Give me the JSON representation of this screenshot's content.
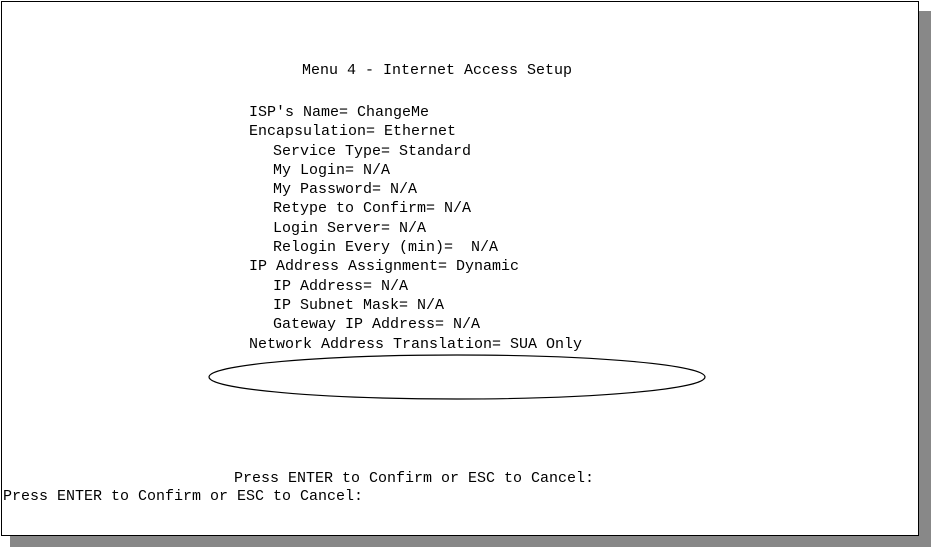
{
  "menu": {
    "title": "Menu 4 - Internet Access Setup"
  },
  "fields": {
    "isp_name": "ISP's Name= ChangeMe",
    "encapsulation": "Encapsulation= Ethernet",
    "service_type": "Service Type= Standard",
    "my_login": "My Login= N/A",
    "my_password": "My Password= N/A",
    "retype_confirm": "Retype to Confirm= N/A",
    "login_server": "Login Server= N/A",
    "relogin_every": "Relogin Every (min)=  N/A",
    "ip_assignment": "IP Address Assignment= Dynamic",
    "ip_address": "IP Address= N/A",
    "ip_subnet_mask": "IP Subnet Mask= N/A",
    "gateway_ip": "Gateway IP Address= N/A",
    "nat": "Network Address Translation= SUA Only"
  },
  "prompts": {
    "confirm_primary": "Press ENTER to Confirm or ESC to Cancel:",
    "confirm_secondary": "Press ENTER to Confirm or ESC to Cancel:"
  },
  "colors": {
    "background": "#ffffff",
    "text": "#000000",
    "shadow": "#888888"
  }
}
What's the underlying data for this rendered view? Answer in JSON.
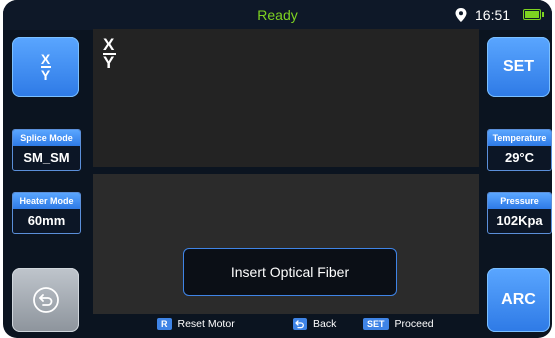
{
  "status": {
    "text": "Ready",
    "time": "16:51",
    "location_icon": "location-pin-icon",
    "battery_icon": "battery-full-icon",
    "status_color": "#7ed321"
  },
  "left_panel": {
    "xy_button": {
      "numerator": "X",
      "denominator": "Y"
    },
    "splice_mode": {
      "label": "Splice Mode",
      "value": "SM_SM"
    },
    "heater_mode": {
      "label": "Heater Mode",
      "value": "60mm"
    },
    "back_button": {
      "icon": "back-arrow-icon"
    }
  },
  "right_panel": {
    "set_button": "SET",
    "temperature": {
      "label": "Temperature",
      "value": "29°C"
    },
    "pressure": {
      "label": "Pressure",
      "value": "102Kpa"
    },
    "arc_button": "ARC"
  },
  "view": {
    "label_top": "X",
    "label_bottom": "Y"
  },
  "message": "Insert Optical Fiber",
  "hints": [
    {
      "key": "R",
      "label": "Reset Motor"
    },
    {
      "key_icon": "back-arrow-icon",
      "label": "Back"
    },
    {
      "key": "SET",
      "label": "Proceed"
    }
  ],
  "colors": {
    "accent": "#3f84e6",
    "button_blue": "#4a90f0",
    "background": "#0b1420"
  }
}
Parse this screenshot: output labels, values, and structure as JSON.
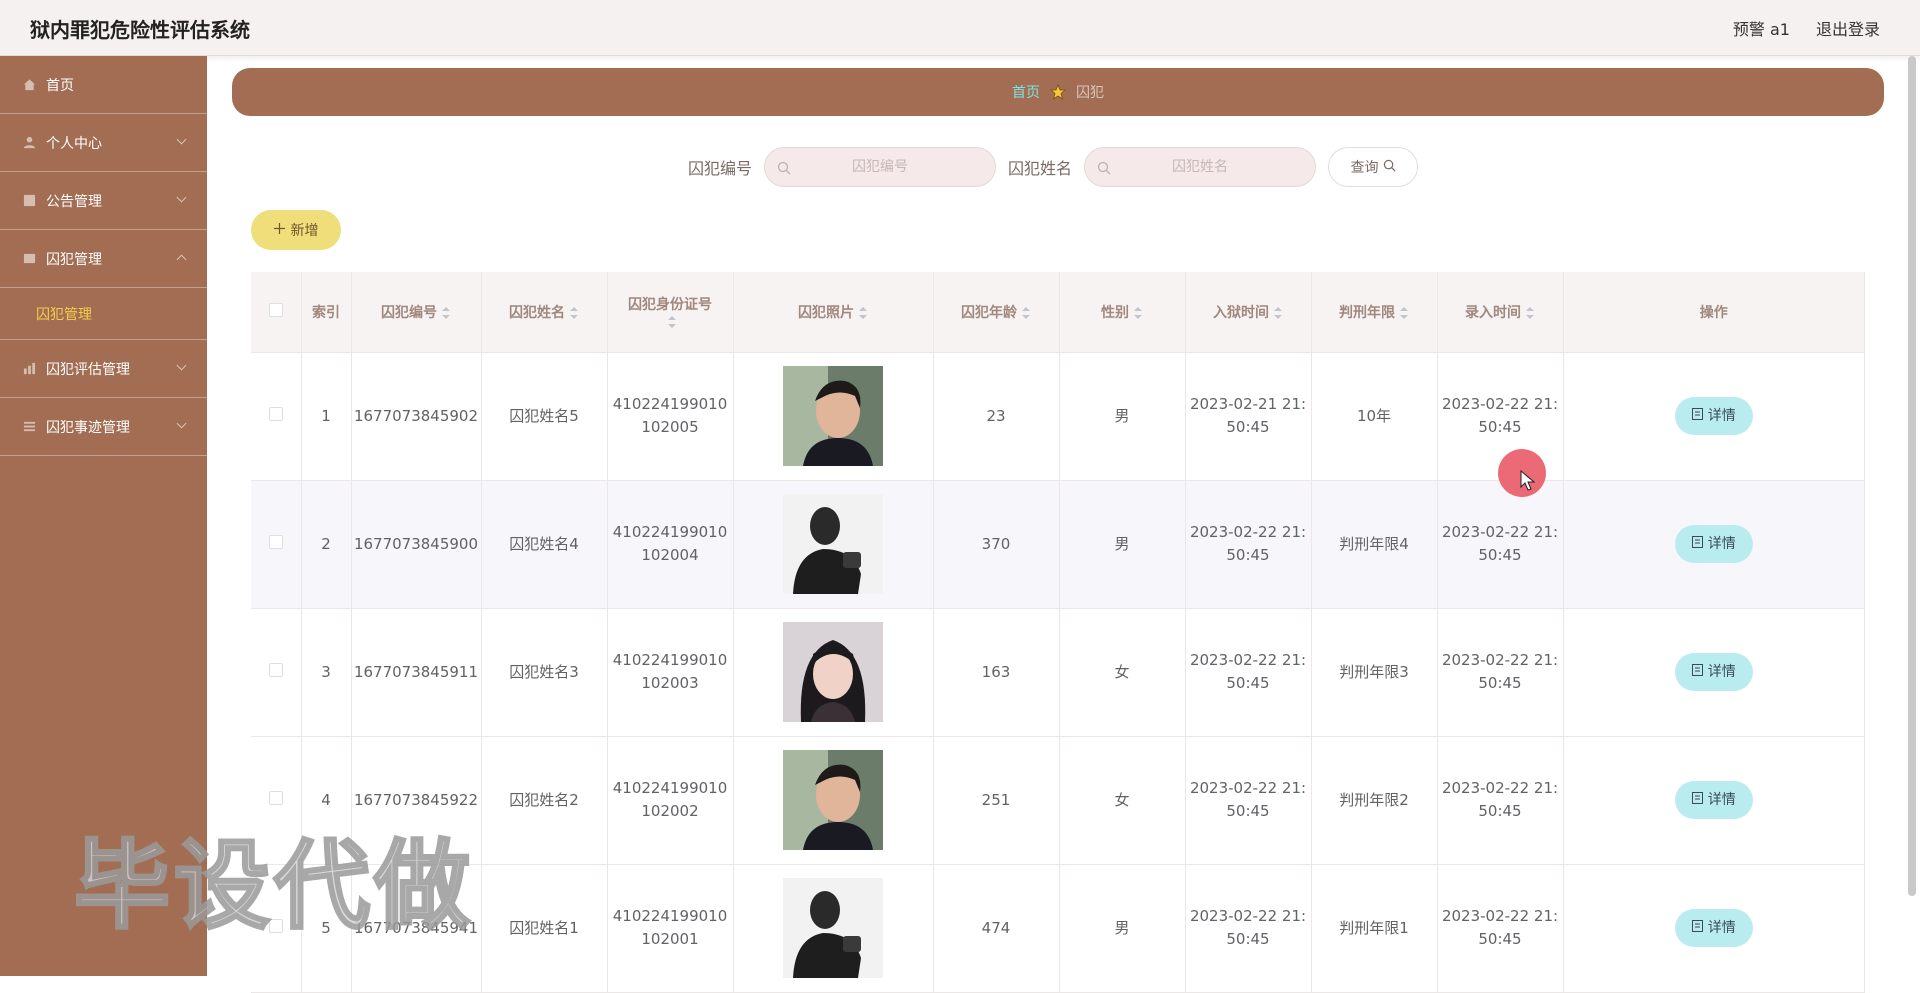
{
  "app": {
    "title": "狱内罪犯危险性评估系统"
  },
  "topbar": {
    "user_label": "预警 a1",
    "logout_label": "退出登录"
  },
  "sidebar": {
    "items": [
      {
        "label": "首页"
      },
      {
        "label": "个人中心"
      },
      {
        "label": "公告管理"
      },
      {
        "label": "囚犯管理",
        "submenu": [
          {
            "label": "囚犯管理"
          }
        ]
      },
      {
        "label": "囚犯评估管理"
      },
      {
        "label": "囚犯事迹管理"
      }
    ]
  },
  "breadcrumb": {
    "home": "首页",
    "current": "囚犯"
  },
  "search": {
    "id_label": "囚犯编号",
    "id_placeholder": "囚犯编号",
    "name_label": "囚犯姓名",
    "name_placeholder": "囚犯姓名",
    "query_label": "查询"
  },
  "toolbar": {
    "add_label": "新增"
  },
  "table": {
    "columns": [
      "索引",
      "囚犯编号",
      "囚犯姓名",
      "囚犯身份证号",
      "囚犯照片",
      "囚犯年龄",
      "性别",
      "入狱时间",
      "判刑年限",
      "录入时间",
      "操作"
    ],
    "rows": [
      {
        "index": "1",
        "number": "1677073845902",
        "name": "囚犯姓名5",
        "id_line1": "410224199010",
        "id_line2": "102005",
        "photo": "man-smiling-photo",
        "age": "23",
        "gender": "男",
        "jail_line1": "2023-02-21 21:",
        "jail_line2": "50:45",
        "term": "10年",
        "entry_line1": "2023-02-22 21:",
        "entry_line2": "50:45",
        "action": "详情"
      },
      {
        "index": "2",
        "number": "1677073845900",
        "name": "囚犯姓名4",
        "id_line1": "410224199010",
        "id_line2": "102004",
        "photo": "man-silhouette-photo",
        "age": "370",
        "gender": "男",
        "jail_line1": "2023-02-22 21:",
        "jail_line2": "50:45",
        "term": "判刑年限4",
        "entry_line1": "2023-02-22 21:",
        "entry_line2": "50:45",
        "action": "详情"
      },
      {
        "index": "3",
        "number": "1677073845911",
        "name": "囚犯姓名3",
        "id_line1": "410224199010",
        "id_line2": "102003",
        "photo": "woman-portrait-photo",
        "age": "163",
        "gender": "女",
        "jail_line1": "2023-02-22 21:",
        "jail_line2": "50:45",
        "term": "判刑年限3",
        "entry_line1": "2023-02-22 21:",
        "entry_line2": "50:45",
        "action": "详情"
      },
      {
        "index": "4",
        "number": "1677073845922",
        "name": "囚犯姓名2",
        "id_line1": "410224199010",
        "id_line2": "102002",
        "photo": "man-smiling-photo",
        "age": "251",
        "gender": "女",
        "jail_line1": "2023-02-22 21:",
        "jail_line2": "50:45",
        "term": "判刑年限2",
        "entry_line1": "2023-02-22 21:",
        "entry_line2": "50:45",
        "action": "详情"
      },
      {
        "index": "5",
        "number": "1677073845941",
        "name": "囚犯姓名1",
        "id_line1": "410224199010",
        "id_line2": "102001",
        "photo": "man-silhouette-photo",
        "age": "474",
        "gender": "男",
        "jail_line1": "2023-02-22 21:",
        "jail_line2": "50:45",
        "term": "判刑年限1",
        "entry_line1": "2023-02-22 21:",
        "entry_line2": "50:45",
        "action": "详情"
      }
    ]
  },
  "watermark": {
    "text": "毕设代做"
  },
  "colors": {
    "sidebar": "#a26d52",
    "accent_yellow": "#f0de7a",
    "detail_button": "#b9ecee",
    "breadcrumb_home": "#7fe3e6"
  }
}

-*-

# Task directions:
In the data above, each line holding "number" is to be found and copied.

# Solution for this exercise:
        "number": "1677073845902",
        "number": "1677073845900",
        "number": "1677073845911",
        "number": "1677073845922",
        "number": "1677073845941",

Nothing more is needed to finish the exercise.